Plaintiff alleges that she was incarcerated for about 80 days past her release date because the State failed to credit her the correct amount of days. Specifically, Plaintiff alleges that she was originally incarcerated on October 21, 2005 for "conspiracy/murder." Plaintiff signed a plea agreement on May 31, 2007 and on March 17, 2010, Plaintiff was sentenced to five years with an eighty-five percent no early release. Calculating her sentence from the date she was first incarcerated, Plaintiff alleges that she should have been released on January 22, 2010. Plaintiff seeks, inter alia, immediate release.
II. STANDARDS FOR SUA SPONTE DISMISSAL
The Court must review a complaint in an action in which a prisoner is proceeding in forma pauperis or seeks redress against a governmental employee or entity. The Court must identify cognizable claims and sua sponte dismiss any claim that is frivolous, malicious, fails to state a claim upon which relief may be granted, or seeks monetary relief from a defendant who is immune from such relief. 28 U.S.C. §§ 1915(e)(2)(B) and 1915A.
Plaintiff is proceeding in forma pauperis, and is asserting claims against the State of New Jersey and jail departments as to incidents occurring while she was confined at ACJF. Thus, this action is subject to sua sponte screening for dismissal under 28 U.S.C. § 1915(e)(2)(B) and 28 U.S.C. § 1915A.
The Court must construe a pro se complaint liberally in the plaintiff's favor in determining its sufficiency. See Erickson v. Pardus, 551 U.S. 89, 93-94 (2007)(following Estelle v. Gamble, 429 U.S. 97, 106 (1976) and Haines v. Kerner, 404 U.S. 519, 520-21 (1972)); see also United States v. Day, 969 F.2d 39, 42 (3d Cir. 1992). The Court must "accept as true all of the allegations in the complaint and all reasonable inferences that can be drawn therefrom, and view them in the light most favorable to the plaintiff." Morse v. Lower Merion Sch. Dist., 132 F.3d 902, 906 (3d Cir. 1997). The Court need not, however, credit a pro se plaintiff's "bald assertions" or "legal conclusions." Id.
A complaint is frivolous if it "lacks an arguable basis either in law or in fact." Neitzke v. Williams, 490 U.S. 319, 325 (1989) (interpreting predecessor of § 1915(e)(2), the former § 1915(d)). The standard for evaluating whether a complaint is "frivolous" is an objective one. Deutsch v. United States, 67 F.3d 1080, 1086-87 (3d Cir. 1995).
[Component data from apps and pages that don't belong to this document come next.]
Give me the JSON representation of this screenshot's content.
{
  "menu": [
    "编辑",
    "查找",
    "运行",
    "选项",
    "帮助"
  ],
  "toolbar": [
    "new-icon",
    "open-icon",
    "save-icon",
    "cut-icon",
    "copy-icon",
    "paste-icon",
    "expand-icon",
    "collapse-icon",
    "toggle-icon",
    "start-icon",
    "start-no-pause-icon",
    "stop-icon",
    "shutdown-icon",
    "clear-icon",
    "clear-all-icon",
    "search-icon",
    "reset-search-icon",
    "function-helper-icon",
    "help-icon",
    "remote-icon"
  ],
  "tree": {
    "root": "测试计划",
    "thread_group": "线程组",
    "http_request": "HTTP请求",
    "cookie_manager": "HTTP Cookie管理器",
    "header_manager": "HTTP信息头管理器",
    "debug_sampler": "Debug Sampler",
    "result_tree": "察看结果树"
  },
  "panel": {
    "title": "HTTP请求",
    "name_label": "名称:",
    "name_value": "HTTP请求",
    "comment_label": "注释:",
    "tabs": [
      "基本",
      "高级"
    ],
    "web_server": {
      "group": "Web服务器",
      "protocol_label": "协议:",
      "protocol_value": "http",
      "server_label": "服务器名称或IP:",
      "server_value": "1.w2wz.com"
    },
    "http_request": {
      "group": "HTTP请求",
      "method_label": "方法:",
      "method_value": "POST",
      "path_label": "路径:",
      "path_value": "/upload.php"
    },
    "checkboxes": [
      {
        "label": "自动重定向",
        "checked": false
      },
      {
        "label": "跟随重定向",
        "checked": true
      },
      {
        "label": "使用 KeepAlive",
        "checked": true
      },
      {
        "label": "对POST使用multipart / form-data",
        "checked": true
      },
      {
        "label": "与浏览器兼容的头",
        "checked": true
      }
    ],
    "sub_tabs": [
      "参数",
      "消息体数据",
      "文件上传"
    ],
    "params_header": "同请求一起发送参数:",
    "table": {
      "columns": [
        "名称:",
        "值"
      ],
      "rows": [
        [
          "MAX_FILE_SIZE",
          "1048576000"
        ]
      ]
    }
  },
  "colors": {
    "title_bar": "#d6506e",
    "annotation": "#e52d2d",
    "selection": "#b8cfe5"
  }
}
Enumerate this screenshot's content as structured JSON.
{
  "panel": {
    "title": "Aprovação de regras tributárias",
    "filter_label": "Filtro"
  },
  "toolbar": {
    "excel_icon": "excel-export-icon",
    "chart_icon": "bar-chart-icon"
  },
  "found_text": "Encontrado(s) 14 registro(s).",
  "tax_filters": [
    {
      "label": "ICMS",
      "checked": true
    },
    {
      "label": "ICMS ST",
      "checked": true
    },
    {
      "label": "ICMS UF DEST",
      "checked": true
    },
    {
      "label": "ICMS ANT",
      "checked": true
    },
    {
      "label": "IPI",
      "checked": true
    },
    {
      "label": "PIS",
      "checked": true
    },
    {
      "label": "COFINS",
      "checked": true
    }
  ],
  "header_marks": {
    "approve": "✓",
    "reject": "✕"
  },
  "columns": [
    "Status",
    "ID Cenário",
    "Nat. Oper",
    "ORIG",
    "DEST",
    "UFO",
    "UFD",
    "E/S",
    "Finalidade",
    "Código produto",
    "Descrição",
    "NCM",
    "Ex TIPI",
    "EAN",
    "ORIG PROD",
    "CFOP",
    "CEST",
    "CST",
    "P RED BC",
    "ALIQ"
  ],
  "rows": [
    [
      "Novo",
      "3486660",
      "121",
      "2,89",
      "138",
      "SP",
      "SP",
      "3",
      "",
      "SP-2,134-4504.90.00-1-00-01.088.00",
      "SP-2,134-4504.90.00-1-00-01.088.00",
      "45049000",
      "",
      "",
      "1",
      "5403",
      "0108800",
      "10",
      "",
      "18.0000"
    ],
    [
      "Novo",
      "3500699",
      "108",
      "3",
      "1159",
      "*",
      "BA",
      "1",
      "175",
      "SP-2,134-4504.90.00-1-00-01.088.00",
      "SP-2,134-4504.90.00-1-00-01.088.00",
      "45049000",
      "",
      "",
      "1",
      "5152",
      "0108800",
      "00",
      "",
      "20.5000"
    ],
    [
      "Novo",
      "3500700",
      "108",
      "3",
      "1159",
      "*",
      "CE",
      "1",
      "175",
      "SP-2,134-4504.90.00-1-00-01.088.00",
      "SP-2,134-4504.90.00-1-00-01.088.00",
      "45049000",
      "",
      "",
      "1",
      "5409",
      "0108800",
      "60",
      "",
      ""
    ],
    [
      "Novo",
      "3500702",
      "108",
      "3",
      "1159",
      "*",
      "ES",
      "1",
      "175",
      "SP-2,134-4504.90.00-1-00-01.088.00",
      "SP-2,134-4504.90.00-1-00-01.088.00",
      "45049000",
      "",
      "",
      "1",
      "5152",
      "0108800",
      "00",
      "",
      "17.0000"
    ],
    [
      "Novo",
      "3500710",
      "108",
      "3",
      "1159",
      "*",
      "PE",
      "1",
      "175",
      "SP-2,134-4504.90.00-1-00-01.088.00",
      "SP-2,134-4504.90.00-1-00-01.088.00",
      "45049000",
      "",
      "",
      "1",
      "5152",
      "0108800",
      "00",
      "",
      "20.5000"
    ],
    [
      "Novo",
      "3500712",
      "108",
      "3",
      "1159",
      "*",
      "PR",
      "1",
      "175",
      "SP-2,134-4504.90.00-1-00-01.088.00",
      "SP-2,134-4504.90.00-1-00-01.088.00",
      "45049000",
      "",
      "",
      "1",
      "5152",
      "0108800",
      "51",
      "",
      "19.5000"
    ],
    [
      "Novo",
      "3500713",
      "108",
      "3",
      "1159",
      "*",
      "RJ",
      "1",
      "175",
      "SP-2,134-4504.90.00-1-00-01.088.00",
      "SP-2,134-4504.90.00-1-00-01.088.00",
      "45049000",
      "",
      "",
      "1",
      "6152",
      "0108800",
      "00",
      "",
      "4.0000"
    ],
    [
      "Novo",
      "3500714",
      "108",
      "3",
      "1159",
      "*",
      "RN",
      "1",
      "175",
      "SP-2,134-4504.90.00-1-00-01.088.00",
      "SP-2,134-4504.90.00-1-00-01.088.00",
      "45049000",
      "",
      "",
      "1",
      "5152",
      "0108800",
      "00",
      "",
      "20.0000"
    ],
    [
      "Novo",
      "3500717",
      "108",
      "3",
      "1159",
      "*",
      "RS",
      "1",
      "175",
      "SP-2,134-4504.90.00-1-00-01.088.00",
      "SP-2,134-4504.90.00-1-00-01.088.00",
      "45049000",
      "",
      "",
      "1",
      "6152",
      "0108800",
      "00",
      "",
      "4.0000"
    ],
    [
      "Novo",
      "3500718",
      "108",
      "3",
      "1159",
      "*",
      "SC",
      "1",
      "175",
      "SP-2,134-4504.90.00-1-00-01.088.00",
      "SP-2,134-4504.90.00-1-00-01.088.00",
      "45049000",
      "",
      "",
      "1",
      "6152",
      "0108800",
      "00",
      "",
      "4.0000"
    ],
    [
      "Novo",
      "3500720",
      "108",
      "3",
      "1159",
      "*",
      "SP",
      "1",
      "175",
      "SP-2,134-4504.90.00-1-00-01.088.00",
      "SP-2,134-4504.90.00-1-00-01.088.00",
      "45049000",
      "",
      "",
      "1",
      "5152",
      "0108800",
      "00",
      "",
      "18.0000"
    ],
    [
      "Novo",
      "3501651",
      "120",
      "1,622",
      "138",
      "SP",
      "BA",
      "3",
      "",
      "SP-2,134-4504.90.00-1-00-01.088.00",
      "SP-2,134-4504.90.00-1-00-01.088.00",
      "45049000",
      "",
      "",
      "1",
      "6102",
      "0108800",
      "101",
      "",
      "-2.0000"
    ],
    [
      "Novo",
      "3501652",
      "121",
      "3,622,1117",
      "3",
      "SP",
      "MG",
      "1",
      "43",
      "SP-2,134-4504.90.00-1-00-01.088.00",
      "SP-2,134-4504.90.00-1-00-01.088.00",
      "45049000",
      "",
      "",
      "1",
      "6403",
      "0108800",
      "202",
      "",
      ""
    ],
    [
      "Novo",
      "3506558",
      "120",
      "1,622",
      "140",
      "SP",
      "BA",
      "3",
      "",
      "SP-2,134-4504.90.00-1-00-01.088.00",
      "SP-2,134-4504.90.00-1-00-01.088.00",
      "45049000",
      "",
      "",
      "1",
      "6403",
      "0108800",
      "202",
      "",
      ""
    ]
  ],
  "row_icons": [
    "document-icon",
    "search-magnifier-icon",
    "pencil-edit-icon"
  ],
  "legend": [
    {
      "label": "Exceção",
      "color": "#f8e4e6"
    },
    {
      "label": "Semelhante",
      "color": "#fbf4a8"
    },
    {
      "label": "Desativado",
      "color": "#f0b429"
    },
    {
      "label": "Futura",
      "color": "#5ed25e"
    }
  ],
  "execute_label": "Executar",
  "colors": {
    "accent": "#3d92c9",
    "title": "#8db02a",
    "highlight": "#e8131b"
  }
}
The standard for summary dismissal of a complaint that fails to state a claim is set forth in Ashcroft v. Iqbal, 129 S.Ct. 1937 (2009). The Court examined Federal Rule of Civil Procedure 8(a)(2), which provides that a complaint must contain "a short and plain statement of the claim showing that the pleader is entitled to relief." Fed.R.Civ.P. 8(a)(2).*fn1 Citing Bell Atlantic Corp. v. Twombly, 550 U.S. 544 (2007), for the proposition that "[a] pleading that offers 'labels and conclusions' or 'a formulaic recitation of the elements of a cause of action will not do,'" Iqbal, 129 S.Ct. at 1949 (quoting Twombly, 550 U.S. at 555), the Supreme Court identified two working principles underlying the failure to state a claim standard:
First, the tenet that a court must accept as true all of the allegations contained in a complaint is inapplicable to legal conclusions. Threadbare recitals of the elements of a cause of action, supported by mere conclusory statements, do not suffice ... . Rule 8 ... does not unlock the doors of discovery for a plaintiff armed with nothing more than conclusions. Second, only a complaint that states a plausible claim for relief survives a motion to dismiss. Determining whether a complaint states a plausible claim for relief will ... be a context-specific task that requires the reviewing court to draw on its judicial experience and common sense. But where the well-pleaded facts do not permit the ...